Robbins, K. and Fisher, J. e. (2010) Religion and diplomacy: religion and British Foreign Policy 1815-1941. Dordrecht and St Louis MO: Republic of Letters. ISBN 978 90 8979 035 4 Available from: http://eprints.uwe.ac.uk/11433
Full text not available from this repository
Publisher's URL: https://www.rolpub.com/
For long a missing dimension in British foreign policy, religion impinged upon the formulation of Britain’s overseas interests in many ways. This was true of policy makers’ unspoken assumptions about the nature of humanity and international politics, inculcated in elite educational institutions. Religion was a tangible element in the practice of diplomacy.

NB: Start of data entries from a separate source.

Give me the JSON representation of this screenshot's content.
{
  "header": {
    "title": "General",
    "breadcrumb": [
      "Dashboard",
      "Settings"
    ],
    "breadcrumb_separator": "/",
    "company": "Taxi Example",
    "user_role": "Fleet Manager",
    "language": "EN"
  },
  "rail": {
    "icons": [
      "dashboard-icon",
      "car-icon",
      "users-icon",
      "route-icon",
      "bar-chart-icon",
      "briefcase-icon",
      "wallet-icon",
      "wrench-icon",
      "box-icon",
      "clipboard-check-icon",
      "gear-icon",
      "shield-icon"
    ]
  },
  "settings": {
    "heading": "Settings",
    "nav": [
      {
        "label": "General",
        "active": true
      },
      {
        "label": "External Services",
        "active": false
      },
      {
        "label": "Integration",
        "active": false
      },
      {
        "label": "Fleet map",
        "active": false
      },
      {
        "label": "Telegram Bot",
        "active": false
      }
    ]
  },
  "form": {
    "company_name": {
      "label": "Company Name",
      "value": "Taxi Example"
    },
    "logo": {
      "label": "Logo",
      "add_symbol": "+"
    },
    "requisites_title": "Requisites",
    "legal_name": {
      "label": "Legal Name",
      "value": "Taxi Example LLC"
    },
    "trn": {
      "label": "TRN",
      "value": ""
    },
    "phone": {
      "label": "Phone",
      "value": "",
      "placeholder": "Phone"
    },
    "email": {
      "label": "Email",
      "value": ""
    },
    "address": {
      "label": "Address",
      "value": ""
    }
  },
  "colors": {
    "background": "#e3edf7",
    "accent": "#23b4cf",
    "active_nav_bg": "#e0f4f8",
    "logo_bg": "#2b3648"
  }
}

War, crises, and humanitarian concerns drew comment from the churches, their followers, as well as direct involvement from the Bishops in the House of Lords. This volume presents two survey chapters on the British Churches and British Foreign Policy and the nonconformist churches and British foreign policy. It is followed by case studies focusing on the Near East, Japan, relations with the Vatican, the Jewish question in British foreign policy, and the role of Archbishop Lang in the tempestuous years prior to the Second World War.